You have heard of the phrase, it takes a village to raise a child. We were raised by our parents the best way they knew how to. Most likely with a rotan in one hand and with their favourite word, “No”. However, in this day and age, I feel that parenting challenges are even greater in this generation. My husband recently wrote and shared this message with some of our family members regarding the upbringing of our kids. In our culture of over-indulging our children, it’s so easy for their generation to grow up inappropriately without us realising it. Some of our friends saw what we wrote and asked if they could share this content with their family members too. Please feel free to do so.
Dearest Grandma, Yeh Yeh, Uncle & Aunts of our kids, Grace and I would like to really take time to appreciate you for playing such a crucial role in bringing up our children.

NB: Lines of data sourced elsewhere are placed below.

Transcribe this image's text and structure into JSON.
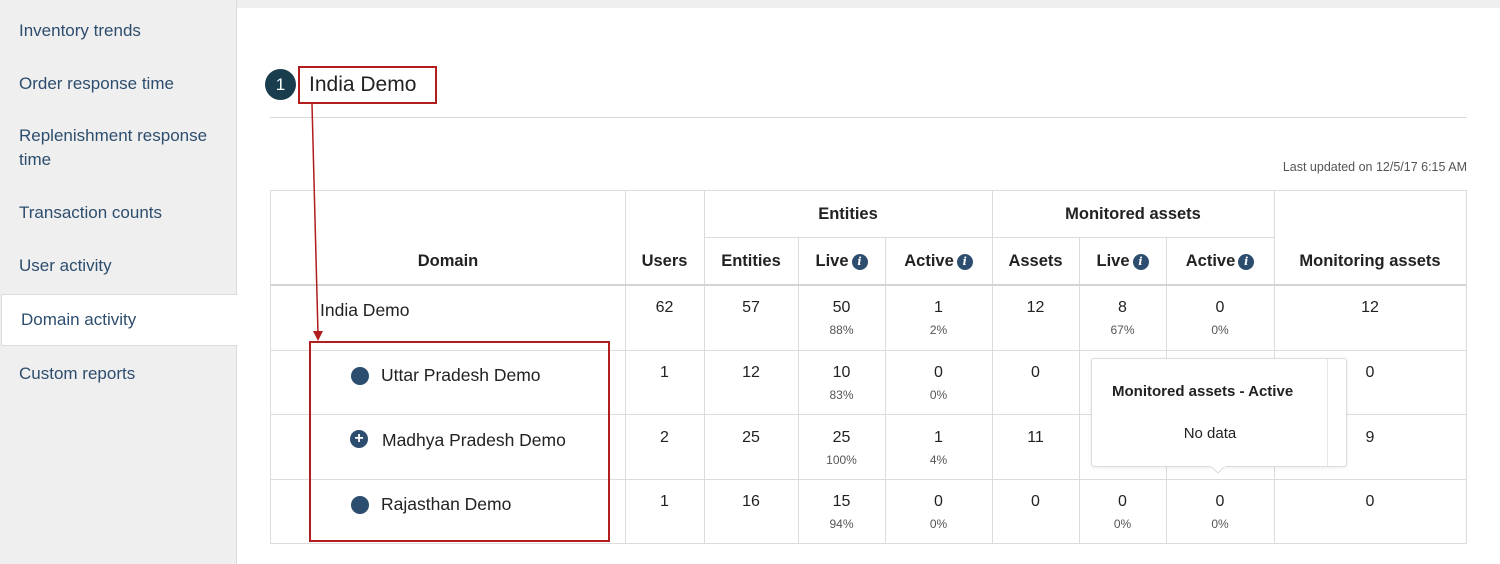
{
  "sidebar": {
    "items": [
      {
        "label": "Inventory trends"
      },
      {
        "label": "Order response time"
      },
      {
        "label": "Replenishment response time"
      },
      {
        "label": "Transaction counts"
      },
      {
        "label": "User activity"
      },
      {
        "label": "Domain activity",
        "active": true
      },
      {
        "label": "Custom reports"
      }
    ]
  },
  "header": {
    "step": "1",
    "title": "India Demo",
    "last_updated": "Last updated on 12/5/17 6:15 AM"
  },
  "table": {
    "group_headers": {
      "entities": "Entities",
      "monitored_assets": "Monitored assets"
    },
    "columns": {
      "domain": "Domain",
      "users": "Users",
      "entities": "Entities",
      "entities_live": "Live",
      "entities_active": "Active",
      "assets": "Assets",
      "assets_live": "Live",
      "assets_active": "Active",
      "monitoring_assets": "Monitoring assets"
    },
    "rows": [
      {
        "domain": "India Demo",
        "marker": "none",
        "users": "62",
        "entities": "57",
        "live": "50",
        "live_pct": "88%",
        "active": "1",
        "active_pct": "2%",
        "assets": "12",
        "assets_live": "8",
        "assets_live_pct": "67%",
        "assets_active": "0",
        "assets_active_pct": "0%",
        "monitoring": "12"
      },
      {
        "domain": "Uttar Pradesh Demo",
        "marker": "dot",
        "users": "1",
        "entities": "12",
        "live": "10",
        "live_pct": "83%",
        "active": "0",
        "active_pct": "0%",
        "assets": "0",
        "monitoring": "0"
      },
      {
        "domain": "Madhya Pradesh Demo",
        "marker": "plus",
        "users": "2",
        "entities": "25",
        "live": "25",
        "live_pct": "100%",
        "active": "1",
        "active_pct": "4%",
        "assets": "11",
        "monitoring": "9"
      },
      {
        "domain": "Rajasthan Demo",
        "marker": "dot",
        "users": "1",
        "entities": "16",
        "live": "15",
        "live_pct": "94%",
        "active": "0",
        "active_pct": "0%",
        "assets": "0",
        "assets_live": "0",
        "assets_live_pct": "0%",
        "assets_active": "0",
        "assets_active_pct": "0%",
        "monitoring": "0"
      }
    ]
  },
  "tooltip": {
    "title": "Monitored assets - Active",
    "body": "No data"
  },
  "colors": {
    "accent": "#2d4d6e",
    "annotation": "#b01e1e",
    "badge": "#1a3d4e"
  }
}
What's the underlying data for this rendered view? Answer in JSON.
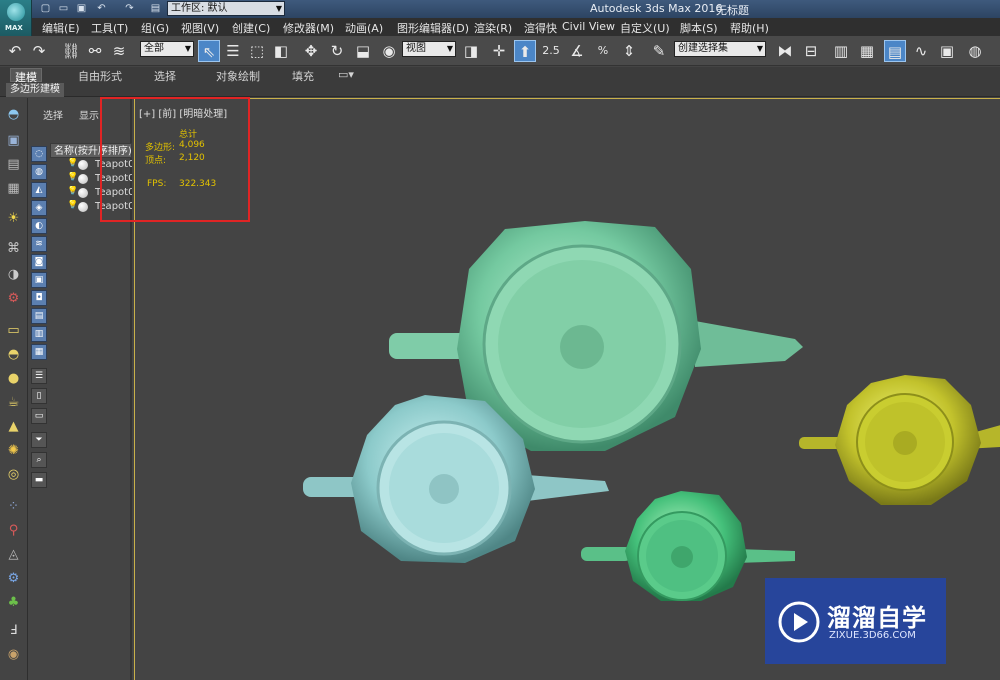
{
  "app": {
    "title": "Autodesk 3ds Max 2016",
    "file": "无标题",
    "logo_text": "MAX",
    "workspace_label": "工作区: 默认"
  },
  "menu": [
    "编辑(E)",
    "工具(T)",
    "组(G)",
    "视图(V)",
    "创建(C)",
    "修改器(M)",
    "动画(A)",
    "图形编辑器(D)",
    "渲染(R)",
    "渲得快",
    "Civil View",
    "自定义(U)",
    "脚本(S)",
    "帮助(H)"
  ],
  "toolbar": {
    "selection_filter": "全部",
    "ref_coord": "视图",
    "snap_angle": "2.5",
    "percent_snap": "%",
    "named_selection_placeholder": "创建选择集"
  },
  "ribbon": {
    "tabs": [
      "建模",
      "自由形式",
      "选择",
      "对象绘制",
      "填充"
    ],
    "active_tab": "建模",
    "sub_panel": "多边形建模"
  },
  "explorer": {
    "tabs": [
      "选择",
      "显示"
    ],
    "column_header": "名称(按升序排序)",
    "items": [
      "Teapot0",
      "Teapot0",
      "Teapot0",
      "Teapot0"
    ]
  },
  "viewport": {
    "label": "[+] [前] [明暗处理]",
    "stats": {
      "total_label": "总计",
      "polys_label": "多边形:",
      "polys_value": "4,096",
      "verts_label": "顶点:",
      "verts_value": "2,120",
      "fps_label": "FPS:",
      "fps_value": "322.343"
    },
    "highlight_color": "#e02424"
  },
  "watermark": {
    "title": "溜溜自学",
    "url": "ZIXUE.3D66.COM"
  },
  "colors": {
    "accent": "#4b86c7",
    "viewport_border": "#c9b14a",
    "stats_text": "#e2c200"
  }
}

With your presence, their lives (and ours!) are greatly enriched.
With the changing landscape of culture and life, bringing up kids today as compared to yesteryear differs greatly in so many, many ways. We as parents are constantly grappling with how we should remain relevant with the times and balance what to accept from today versus what should be maintained based on the fantastic values that you sowed into our lives.
Here are some thoughts we’ve put together about a few topics, that we’d love to hear your feedback about. Continue Reading

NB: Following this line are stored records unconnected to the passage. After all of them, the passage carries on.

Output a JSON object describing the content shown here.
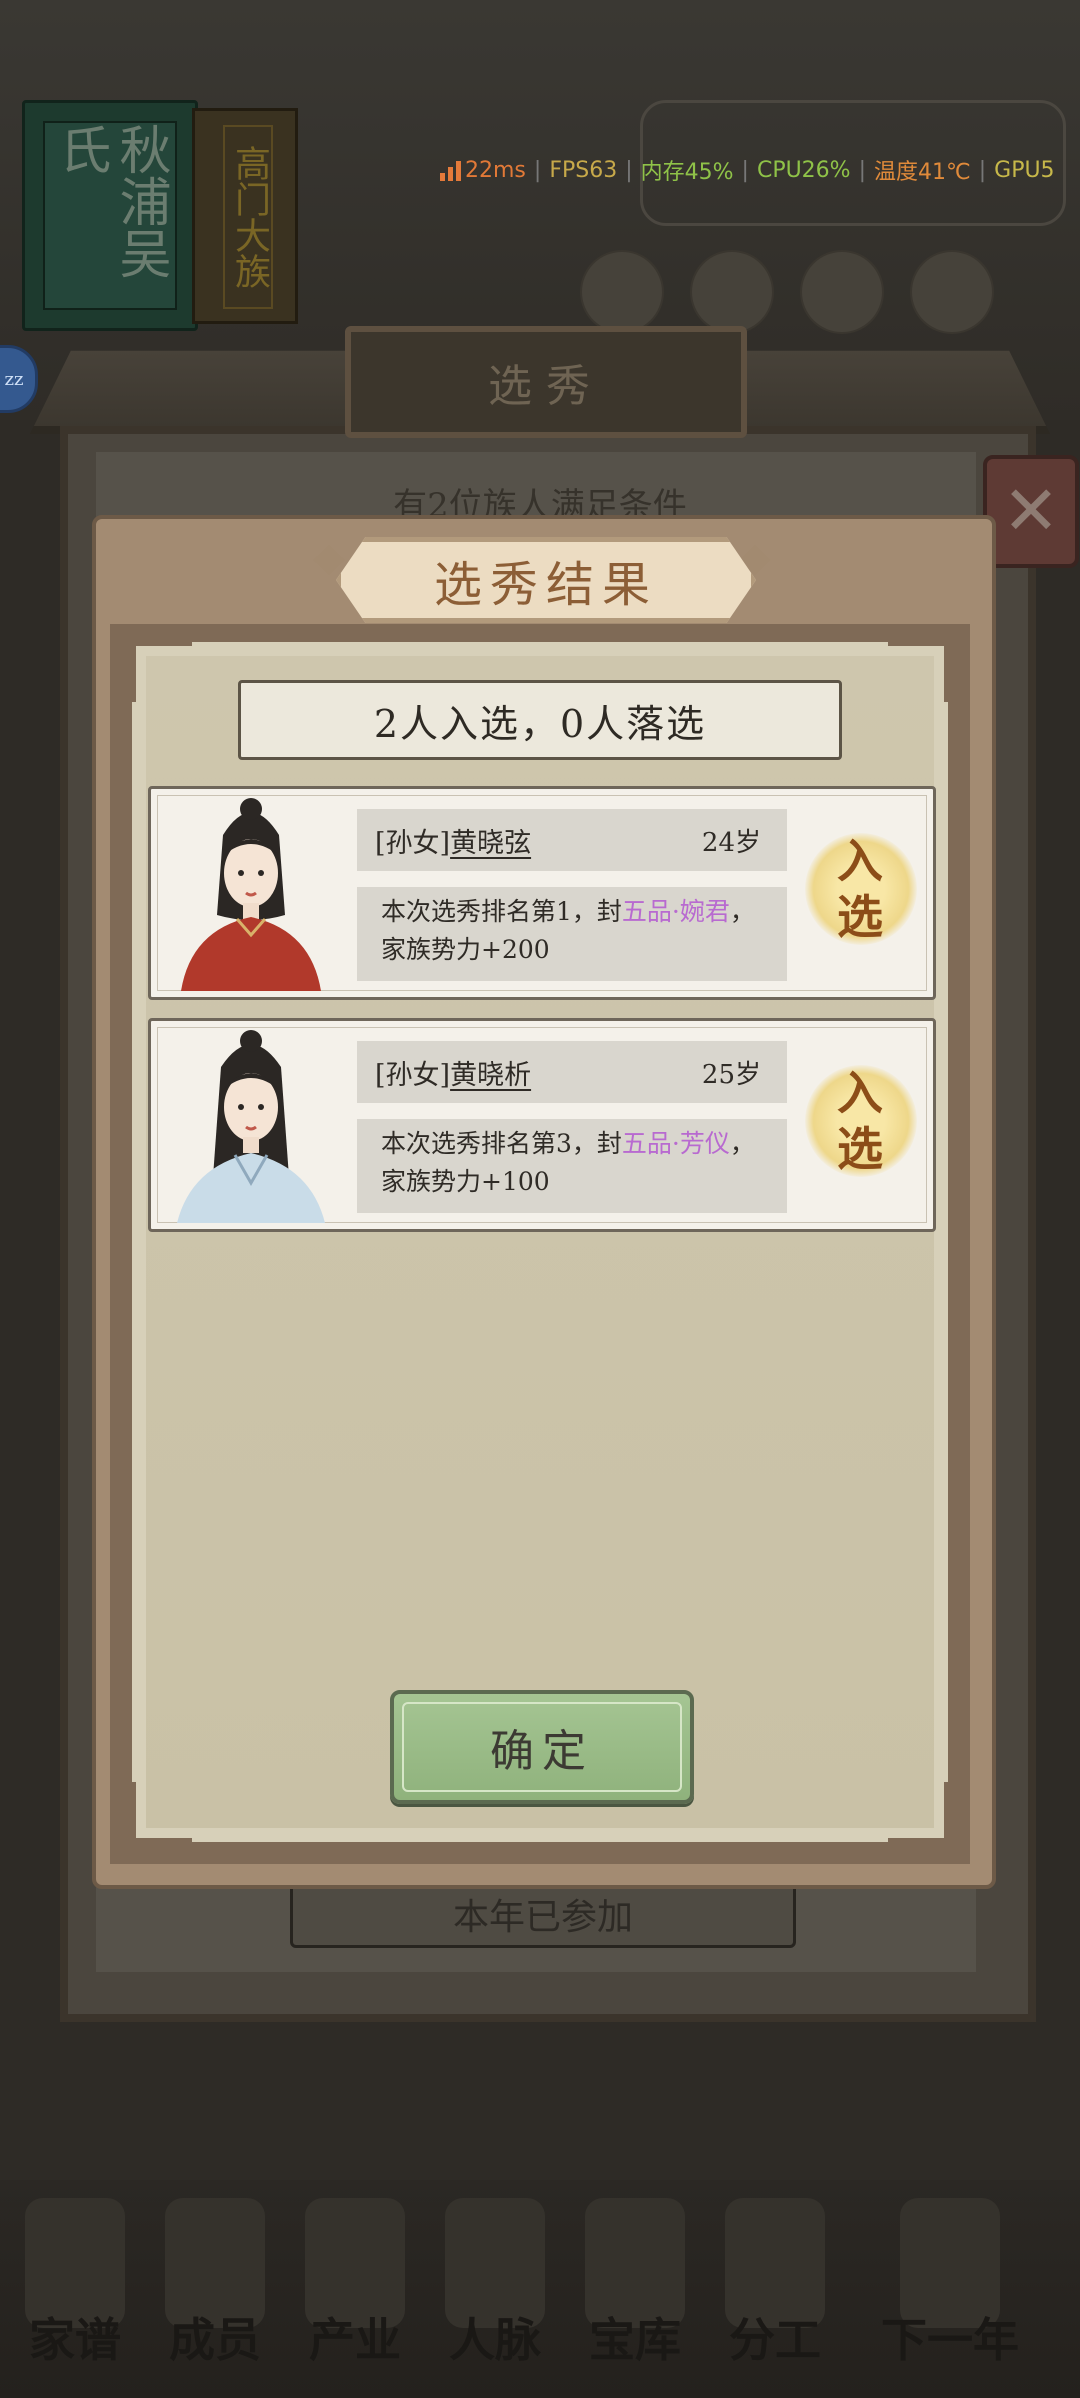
{
  "background": {
    "book": {
      "spine_title": "秋浦吴氏",
      "side_text": "高门大族"
    },
    "outer_panel": {
      "title": "选秀",
      "condition": "有2位族人满足条件",
      "footer_status": "本年已参加",
      "close_label": "✕"
    },
    "side_badge": "zz",
    "nav": [
      "家谱",
      "成员",
      "产业",
      "人脉",
      "宝库",
      "分工",
      "下一年"
    ]
  },
  "perf": {
    "ping": "22ms",
    "fps": "FPS63",
    "memory": "内存45%",
    "cpu": "CPU26%",
    "temp": "温度41℃",
    "gpu": "GPU5"
  },
  "colors": {
    "ping": "#e27937",
    "fps": "#c7a94a",
    "memory": "#8fc248",
    "cpu": "#8fc248",
    "temp": "#e08a3a",
    "gpu": "#c7b84a",
    "highlight_rank": "#b86ad0",
    "confirm_green": "#9bbd88"
  },
  "modal": {
    "title": "选秀结果",
    "summary": "2人入选，0人落选",
    "confirm_label": "确定",
    "results": [
      {
        "relation": "[孙女]",
        "name": "黄晓弦",
        "age": "24岁",
        "desc_prefix": "本次选秀排名第1，封",
        "rank": "五品·婉君",
        "desc_suffix": "，家族势力+200",
        "status": "入选",
        "portrait": "red-robe-lady-portrait"
      },
      {
        "relation": "[孙女]",
        "name": "黄晓析",
        "age": "25岁",
        "desc_prefix": "本次选秀排名第3，封",
        "rank": "五品·芳仪",
        "desc_suffix": "，家族势力+100",
        "status": "入选",
        "portrait": "blue-robe-lady-portrait"
      }
    ]
  }
}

When Grace spoke to me about taking their family portraits in her daughter’s school and their house backyard, I thought it was a great idea! Naturally, Australian schools look much more interesting than Malaysian schools! These locations hold so much sentimental value for this family especially for Amber. Their backyard has a gorgeous, colourful cubby house assembled by Amber’s dad. When I showed the photo of this cubby house to my daughter Krysta, she immediately asked for one too! (Over to you, Alex).
Lawrence and Grace are going to be renovating this house in Melbourne sometime soon, so this photo session marks a season in their life. One day, they will look back at these images and remember how much fun they had together as a family in this backyard. Continue Reading
We have photographed a number of expat families in Malaysia, which is really special, because we feel as if we are part of this transitionary stage of their lives. For expats, the experience of moving to a new country, settling in, finding new friends and then, finally uprooting again is one filled with emotions and nostalgia. Between these seasons, it’s wonderful to remember the place you called home for a few years. It’s quite common for us to have sessions in homes before the big move happens, just like what Samuel and Griselda did.
We are so honoured that they chose us to photograph their family twice in the time they were living in Malaysia. We’re glad that we are part of their special memories.
If you are an expat thinking of how to document your journey visually, have a look at this beautifully written article by a diplomat’s wife, and be inspired.
We rarely photograph families with children with special needs like autism, and we wondered if it was because parents were simply too intimidated by the whole process. We decided to work with the nice folks from Early Autism Project Malaysia to equip ourselves as well as make a video to provide some tips on how to manage a family photo shoot session with a child with autism.
We started off with an interview with Jochebed Isaacs from EAP Malaysia who gave us some insights into the specialised therapy offered at their centre for children with autism. We were later introduced to Juan and Nancy, who welcomed us into their home for a photo shoot session with their sons Danny and Tommy. The experience proved to be quite tough but we soldiered on and even received hugs from Danny at the end!
Here are some of the pointers we picked up through this experience:
1. It is important to communicate with the child Prepare in advance before the session. Communicate clearly what is to happen and what is expected of him. The use of visuals like schedules, social stories and role-plays help to familiarise the child to the event and venue, the people involved (especially if they are unfamiliar to the child), the flow of events and the special equipment used (like the camera!). It should also spell out the rules and expectations. Continue Reading